QSuper sniffs the wind, starts selling off investments in fossil fuel assets
QSuper has started selling off investments in fossil fuels after it recognised its investments, if unchanged, could contribute to climate change, but also that they were subject to climate change risk.
QSuper and Sunsuper have promised a cut in fees
It’s a significant move for the fund and its largely public service membership ahead of its merger with Sunsuper to create the nation’s second biggest superannuation fund with about $200 billion in assets.
But it also comes as the energy industry pleads with investors to stick with them and as Prime Minister Scott Morrison faces a struggle to get his coalition partners, the Nationals, to accept a net zero emissions by 2050 policy.

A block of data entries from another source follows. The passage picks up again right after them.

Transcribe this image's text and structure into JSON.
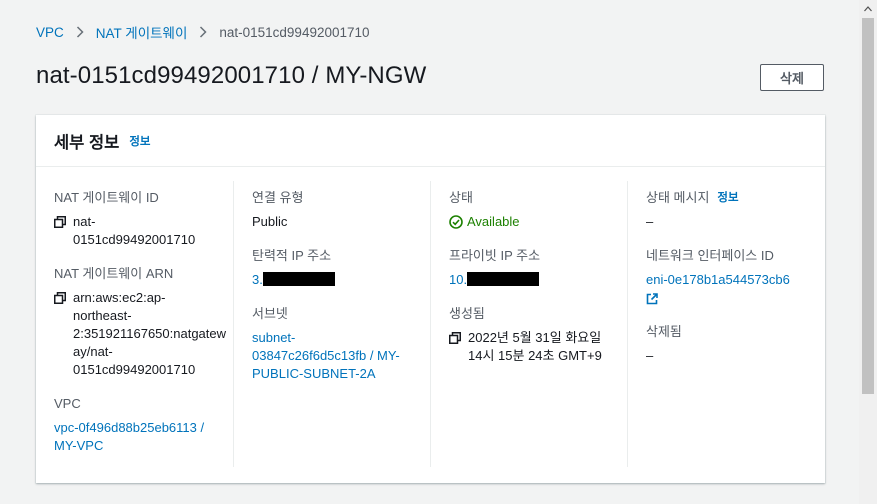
{
  "breadcrumb": {
    "items": [
      "VPC",
      "NAT 게이트웨이"
    ],
    "current": "nat-0151cd99492001710"
  },
  "page": {
    "title": "nat-0151cd99492001710 / MY-NGW",
    "delete_label": "삭제"
  },
  "panel": {
    "title": "세부 정보",
    "info_label": "정보"
  },
  "details": {
    "nat_id": {
      "label": "NAT 게이트웨이 ID",
      "value_line1": "nat-",
      "value_line2": "0151cd99492001710"
    },
    "nat_arn": {
      "label": "NAT 게이트웨이 ARN",
      "lines": [
        "arn:aws:ec2:ap-",
        "northeast-",
        "2:351921167650:natgatew",
        "ay/nat-",
        "0151cd99492001710"
      ]
    },
    "vpc": {
      "label": "VPC",
      "lines": [
        "vpc-0f496d88b25eb6113 /",
        "MY-VPC"
      ]
    },
    "connectivity": {
      "label": "연결 유형",
      "value": "Public"
    },
    "elastic_ip": {
      "label": "탄력적 IP 주소",
      "value_prefix": "3."
    },
    "subnet": {
      "label": "서브넷",
      "lines": [
        "subnet-",
        "03847c26f6d5c13fb / MY-",
        "PUBLIC-SUBNET-2A"
      ]
    },
    "state": {
      "label": "상태",
      "value": "Available"
    },
    "private_ip": {
      "label": "프라이빗 IP 주소",
      "value_prefix": "10."
    },
    "created": {
      "label": "생성됨",
      "lines": [
        "2022년 5월 31일 화요일",
        "14시 15분 24초 GMT+9"
      ]
    },
    "state_message": {
      "label": "상태 메시지",
      "info_label": "정보",
      "value": "–"
    },
    "eni": {
      "label": "네트워크 인터페이스 ID",
      "value": "eni-0e178b1a544573cb6"
    },
    "deleted": {
      "label": "삭제됨",
      "value": "–"
    }
  },
  "colors": {
    "link": "#0073bb",
    "success": "#1d8102",
    "background": "#f2f3f3"
  }
}
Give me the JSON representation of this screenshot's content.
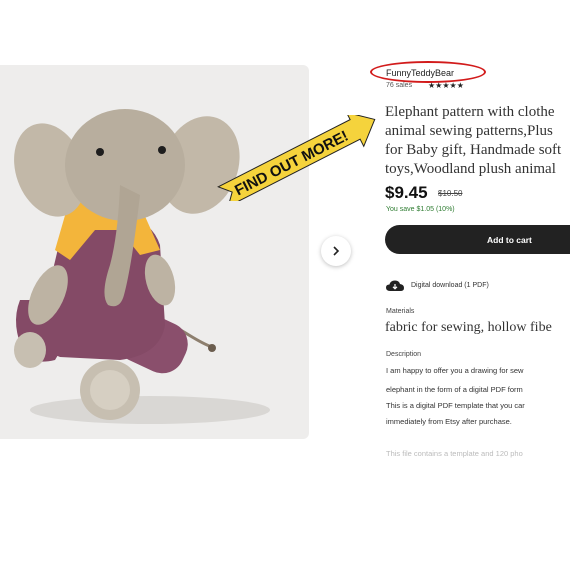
{
  "shop": {
    "name": "FunnyTeddyBear",
    "sales": "76 sales",
    "stars": "★★★★★"
  },
  "product": {
    "title_lines": [
      "Elephant pattern with clothe",
      "animal sewing patterns,Plus",
      "for Baby gift, Handmade soft",
      "toys,Woodland plush animal"
    ],
    "price": "$9.45",
    "old_price": "$10.50",
    "savings": "You save $1.05 (10%)",
    "cart_label": "Add to cart",
    "download": "Digital download (1 PDF)",
    "materials_label": "Materials",
    "materials_value": "fabric for sewing, hollow fibe",
    "description_label": "Description",
    "description_lines": [
      "I am happy to offer you a drawing for sew",
      "elephant in the form of a digital PDF form",
      "This is a digital PDF template that you car",
      "immediately from Etsy after purchase.",
      "",
      "This file contains a template and 120 pho"
    ]
  },
  "banner": {
    "text": "FIND OUT MORE!",
    "color": "#f5d33c"
  },
  "colors": {
    "oval": "#d21b1b",
    "cart_bg": "#222222",
    "savings": "#2f7d32"
  },
  "icons": {
    "next": "chevron-right-icon",
    "download": "cloud-download-icon"
  }
}
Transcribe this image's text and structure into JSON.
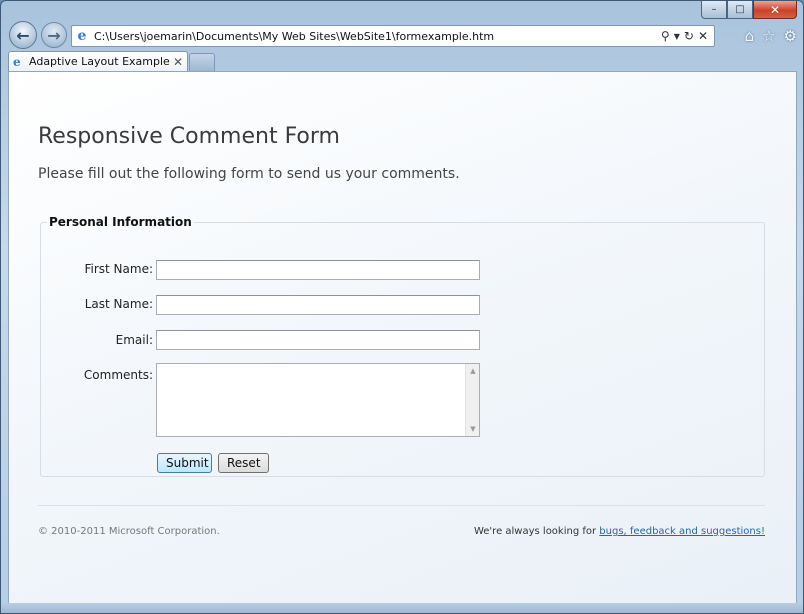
{
  "browser": {
    "address": "C:\\Users\\joemarin\\Documents\\My Web Sites\\WebSite1\\formexample.htm",
    "tab_title": "Adaptive Layout Example",
    "caption": {
      "minimize": "–",
      "maximize": "□",
      "close": "✕"
    },
    "icons": [
      "back-arrow-icon",
      "forward-arrow-icon",
      "ie-logo-icon",
      "search-icon",
      "refresh-icon",
      "stop-icon",
      "home-icon",
      "favorites-star-icon",
      "gear-icon"
    ]
  },
  "page": {
    "title": "Responsive Comment Form",
    "subtitle": "Please fill out the following form to send us your comments.",
    "fieldset_legend": "Personal Information",
    "fields": [
      {
        "label": "First Name:",
        "value": ""
      },
      {
        "label": "Last Name:",
        "value": ""
      },
      {
        "label": "Email:",
        "value": ""
      },
      {
        "label": "Comments:",
        "value": ""
      }
    ],
    "submit_label": "Submit",
    "reset_label": "Reset"
  },
  "footer": {
    "copyright": "© 2010-2011 Microsoft Corporation.",
    "feedback_prefix": "We're always looking for ",
    "feedback_link": "bugs, feedback and suggestions!"
  }
}
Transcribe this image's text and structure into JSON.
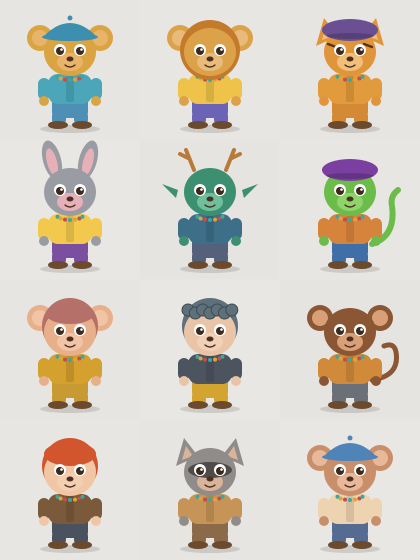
{
  "gallery": {
    "rows": 4,
    "columns": 3,
    "background_color": "#e6e4e0",
    "tiles": [
      {
        "subject": "bear-cub-blue-cap-overalls-icon",
        "bg": "#e7e5e1",
        "fur": "#d9a441",
        "fur_dark": "#b97e25",
        "ear_inner": "#e8b46a",
        "top": "#4aa6b8",
        "pants": "#4d8fb5",
        "hat": "#3d8fb0",
        "ear_shape": "round",
        "has_hat": true
      },
      {
        "subject": "lion-cub-purple-vest-icon",
        "bg": "#e8e6e2",
        "fur": "#dca24a",
        "fur_dark": "#a86a22",
        "ear_inner": "#e9bb7a",
        "top": "#efc34a",
        "pants": "#6b63b5",
        "hat": "",
        "ear_shape": "round",
        "has_hat": false,
        "mane": "#c37a2a"
      },
      {
        "subject": "tiger-cub-purple-beret-icon",
        "bg": "#e7e5e1",
        "fur": "#e0953a",
        "fur_dark": "#5a3418",
        "ear_inner": "#f0c07a",
        "top": "#e29b3c",
        "pants": "#d48a34",
        "hat": "#6a4f93",
        "ear_shape": "pointy",
        "has_hat": true
      },
      {
        "subject": "bunny-yellow-sweater-icon",
        "bg": "#e9e7e3",
        "fur": "#9a9ca3",
        "fur_dark": "#6e7077",
        "ear_inner": "#e6b0b8",
        "top": "#f2c94c",
        "pants": "#7b4fa0",
        "hat": "",
        "ear_shape": "long",
        "has_hat": false
      },
      {
        "subject": "green-dragon-antlers-icon",
        "bg": "#e6e4e0",
        "fur": "#3d8f72",
        "fur_dark": "#2a6a55",
        "ear_inner": "#6fbf9a",
        "top": "#3e6f88",
        "pants": "#55607a",
        "hat": "",
        "ear_shape": "antlers",
        "has_hat": false
      },
      {
        "subject": "green-lizard-purple-hat-icon",
        "bg": "#e8e6e2",
        "fur": "#6cbc4a",
        "fur_dark": "#3f8a2e",
        "ear_inner": "#8fd46b",
        "top": "#d6843c",
        "pants": "#3f6fa6",
        "hat": "#7a3fa0",
        "ear_shape": "none",
        "has_hat": true
      },
      {
        "subject": "monkey-girl-pink-hair-icon",
        "bg": "#e7e5e1",
        "fur": "#e7b08a",
        "fur_dark": "#a5615a",
        "ear_inner": "#f0c4a5",
        "top": "#d4a02e",
        "pants": "#c79a34",
        "hat": "",
        "ear_shape": "round",
        "has_hat": false,
        "hair": "#b5706a"
      },
      {
        "subject": "curly-hair-creature-yellow-pants-icon",
        "bg": "#e9e7e3",
        "fur": "#e9c4a6",
        "fur_dark": "#5c6b72",
        "ear_inner": "#f0d0b6",
        "top": "#4c5460",
        "pants": "#d4a430",
        "hat": "",
        "ear_shape": "none",
        "has_hat": false,
        "hair": "#5e707a"
      },
      {
        "subject": "monkey-orange-shirt-icon",
        "bg": "#e6e4e0",
        "fur": "#8a5634",
        "fur_dark": "#5c3520",
        "ear_inner": "#d9a077",
        "top": "#d08a3a",
        "pants": "#6a6f78",
        "hat": "",
        "ear_shape": "round",
        "has_hat": false
      },
      {
        "subject": "redhead-gnome-beaded-necklace-icon",
        "bg": "#e8e6e2",
        "fur": "#f0c6a4",
        "fur_dark": "#c8502e",
        "ear_inner": "#f3cfb2",
        "top": "#7a5a3a",
        "pants": "#4a5260",
        "hat": "",
        "ear_shape": "none",
        "has_hat": false,
        "hair": "#d2552e"
      },
      {
        "subject": "raccoon-tie-vest-icon",
        "bg": "#e7e5e1",
        "fur": "#8f8c8a",
        "fur_dark": "#4f4b4a",
        "ear_inner": "#d9b39a",
        "top": "#c59456",
        "pants": "#8a6a48",
        "hat": "",
        "ear_shape": "pointy",
        "has_hat": false
      },
      {
        "subject": "monkey-blue-cap-jeans-icon",
        "bg": "#e9e7e3",
        "fur": "#c98f6a",
        "fur_dark": "#8a5a3e",
        "ear_inner": "#e7b89a",
        "top": "#eed3b0",
        "pants": "#556b92",
        "hat": "#4f84b8",
        "ear_shape": "round",
        "has_hat": true
      }
    ]
  }
}
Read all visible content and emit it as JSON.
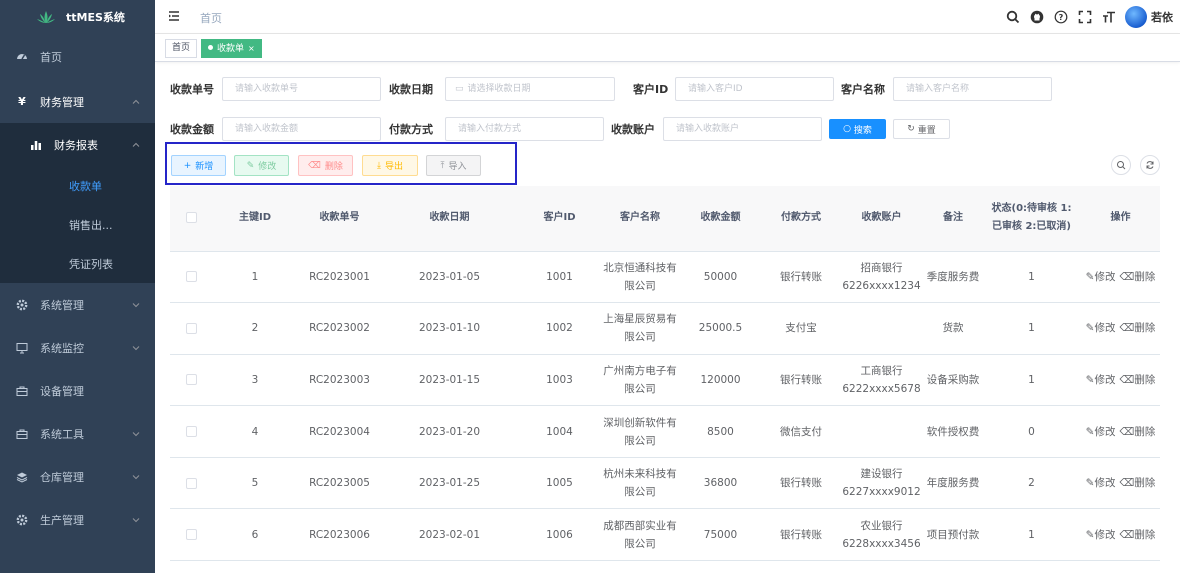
{
  "app": {
    "title": "ttMES系统",
    "user": "若依"
  },
  "sidebar": {
    "items": [
      {
        "label": "首页",
        "icon": "dashboard-icon"
      },
      {
        "label": "财务管理",
        "icon": "yen-icon"
      },
      {
        "label": "财务报表",
        "icon": "bar-chart-icon"
      },
      {
        "label": "收款单"
      },
      {
        "label": "销售出..."
      },
      {
        "label": "凭证列表"
      },
      {
        "label": "系统管理",
        "icon": "gear-icon"
      },
      {
        "label": "系统监控",
        "icon": "monitor-icon"
      },
      {
        "label": "设备管理",
        "icon": "toolbox-icon"
      },
      {
        "label": "系统工具",
        "icon": "toolbox-icon"
      },
      {
        "label": "仓库管理",
        "icon": "layers-icon"
      },
      {
        "label": "生产管理",
        "icon": "gear-icon"
      }
    ]
  },
  "header": {
    "breadcrumb": "首页"
  },
  "tags": [
    {
      "label": "首页"
    },
    {
      "label": "收款单",
      "close": "×"
    }
  ],
  "search": {
    "receipt_no": {
      "label": "收款单号",
      "placeholder": "请输入收款单号"
    },
    "receipt_date": {
      "label": "收款日期",
      "placeholder": "请选择收款日期"
    },
    "customer_id": {
      "label": "客户ID",
      "placeholder": "请输入客户ID"
    },
    "customer_name": {
      "label": "客户名称",
      "placeholder": "请输入客户名称"
    },
    "amount": {
      "label": "收款金额",
      "placeholder": "请输入收款金额"
    },
    "pay_method": {
      "label": "付款方式",
      "placeholder": "请输入付款方式"
    },
    "account": {
      "label": "收款账户",
      "placeholder": "请输入收款账户"
    },
    "search_btn": "搜索",
    "reset_btn": "重置"
  },
  "toolbar": {
    "add": "新增",
    "edit": "修改",
    "delete": "删除",
    "export": "导出",
    "import": "导入"
  },
  "table": {
    "headers": [
      "主键ID",
      "收款单号",
      "收款日期",
      "客户ID",
      "客户名称",
      "收款金额",
      "付款方式",
      "收款账户",
      "备注",
      "状态(0:待审核 1:已审核 2:已取消)",
      "操作"
    ],
    "op_edit": "修改",
    "op_delete": "删除",
    "rows": [
      [
        "1",
        "RC2023001",
        "2023-01-05",
        "1001",
        "北京恒通科技有限公司",
        "50000",
        "银行转账",
        "招商银行 6226xxxx1234",
        "季度服务费",
        "1"
      ],
      [
        "2",
        "RC2023002",
        "2023-01-10",
        "1002",
        "上海星辰贸易有限公司",
        "25000.5",
        "支付宝",
        "",
        "货款",
        "1"
      ],
      [
        "3",
        "RC2023003",
        "2023-01-15",
        "1003",
        "广州南方电子有限公司",
        "120000",
        "银行转账",
        "工商银行 6222xxxx5678",
        "设备采购款",
        "1"
      ],
      [
        "4",
        "RC2023004",
        "2023-01-20",
        "1004",
        "深圳创新软件有限公司",
        "8500",
        "微信支付",
        "",
        "软件授权费",
        "0"
      ],
      [
        "5",
        "RC2023005",
        "2023-01-25",
        "1005",
        "杭州未来科技有限公司",
        "36800",
        "银行转账",
        "建设银行 6227xxxx9012",
        "年度服务费",
        "2"
      ],
      [
        "6",
        "RC2023006",
        "2023-02-01",
        "1006",
        "成都西部实业有限公司",
        "75000",
        "银行转账",
        "农业银行 6228xxxx3456",
        "项目预付款",
        "1"
      ]
    ]
  }
}
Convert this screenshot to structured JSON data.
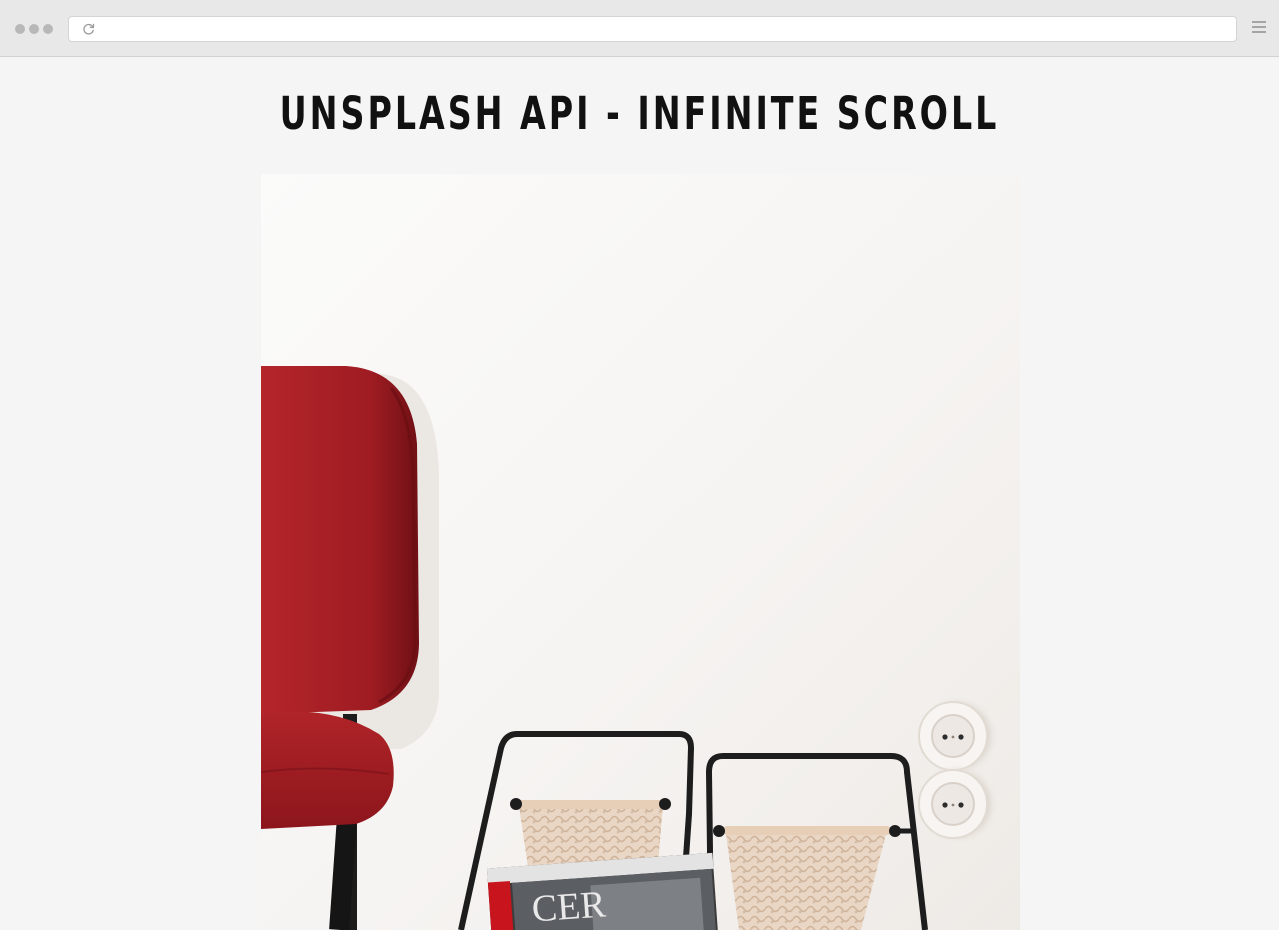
{
  "browser": {
    "address_value": "",
    "address_placeholder": "",
    "icons": [
      "window-controls",
      "reload-icon",
      "menu-icon"
    ]
  },
  "page": {
    "title": "UNSPLASH API - INFINITE SCROLL"
  },
  "gallery": {
    "photos": [
      {
        "name": "photo-red-chair-magazine-rack",
        "magazine_text": "CER"
      }
    ]
  },
  "colors": {
    "background": "#f5f5f5",
    "chrome": "#e8e8e8",
    "title": "#111111",
    "chair_red": "#a61f24"
  }
}
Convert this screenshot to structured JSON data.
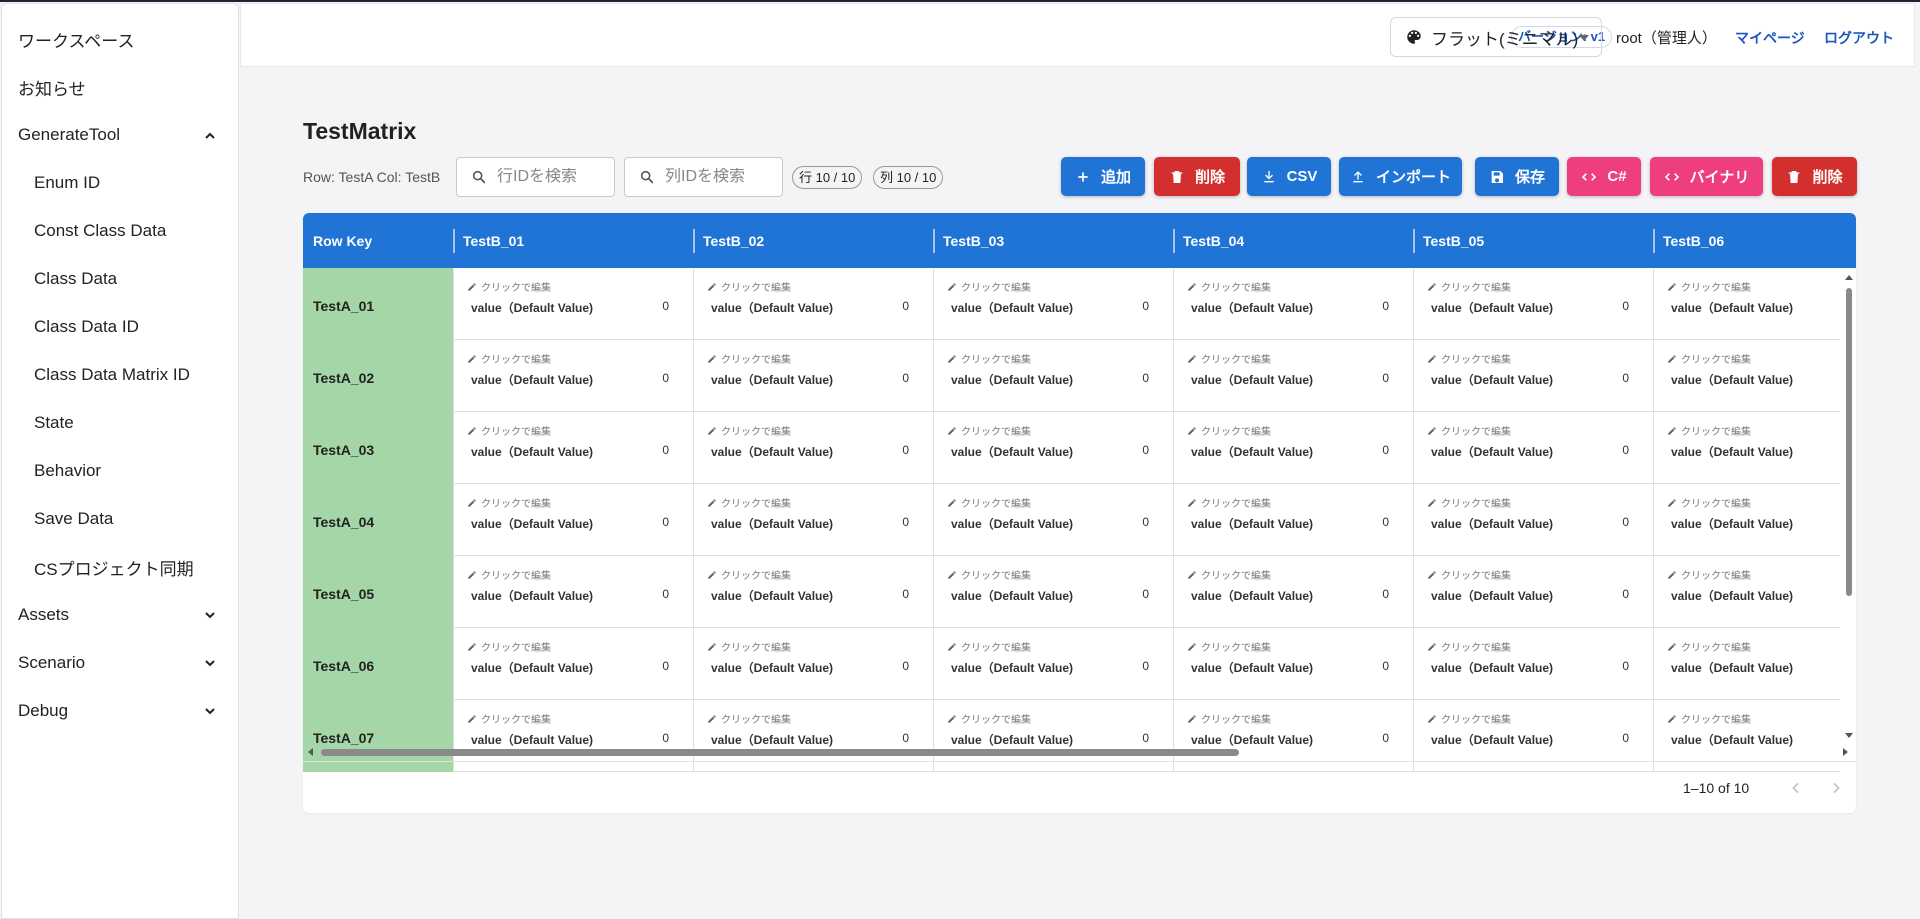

However, QSuper had been facing pressure from its membership. Earlier this year, 141 QSuper members wrote to the fund urging it take climate change seriously and divest from high-emitting assets. Environmental groups have also been pressuring the fund to move and one of them, Market Forces, said QSuper could do a lot better.
The company said future actions would include a commitment to purchase only those new assets that comply with the Paris Accord goals.
QSuper’s chief investment officer and acting chief executive Charles Woodhouse said the strategy “may mean divestment of assets that do not meet our requirements, and it will mean increased reporting to members of our policies and practices relating to climate change’’.
“Our policies recognise that our investments, if unchanged, can contribute to climate change, but also that they are subject to climate change risk,’’ Woodhouse said.
“They also recognise the transitional risk to the value of some investments as economies and business practices change in a way necessary to reduce the risk to the planet of climate change.
“The carbon footprint of the global listed equities portfolio is now at 85 tonnes of CO2 for every $1 million invested, well below the previous level, and now broadly in line with the accepted levels in global equities portfolios on track for the Paris targets.’’
Woodhouse said the combination of its actions put the fund on a trajectory “to be one of the leaders in managing the risk of climate change for the financial benefit of members over coming years’’.
Woodhouse said the “portfolio rebalancing’’ sent a signal to emitting companies that they had to match accepted global practice if they were to enjoy access to the capital of QSuper and its members.
“Our role as an investor will also send positive signals. Our portfolio already includes renewable energy assets across the planet, and we anticipate that the economic shift required to meet the Paris targets will continue to generate opportunities to invest further in support of both climate change solutions and member outcomes.’’
Market Forces asset management campaigner Will van de Pol said QSuper’s recent climate change update is a step in the right direction from a fund that has lagged many of its peers on the issue, but leaves plenty of room for improvement.
“QSuper must recognise that net zero by 2050 means no new fossil fuels, and take immediate action to stop investing members’ retirement savings in any company that is pursuing new coal, oil and gas projects,’’ he said.
“The fund states the bleeding obvious, saying aligning its portfolio with net zero by 2050 ‘may mean divestment of assets’, but has failed to produce any policy commitment to ensure divestment from the fossil fuel companies that are actively undermining the net zero transition.
“As well as withdrawing all investments from companies expanding the coal, oil and gas sectors, QSuper must demand other portfolio companies bring their business strategies into line with the fund’s stated climate commitments. This includes improving its lacklustre proxy voting record by supporting climate-related shareholder proposals such as those lodged with the big four Australian banks.’’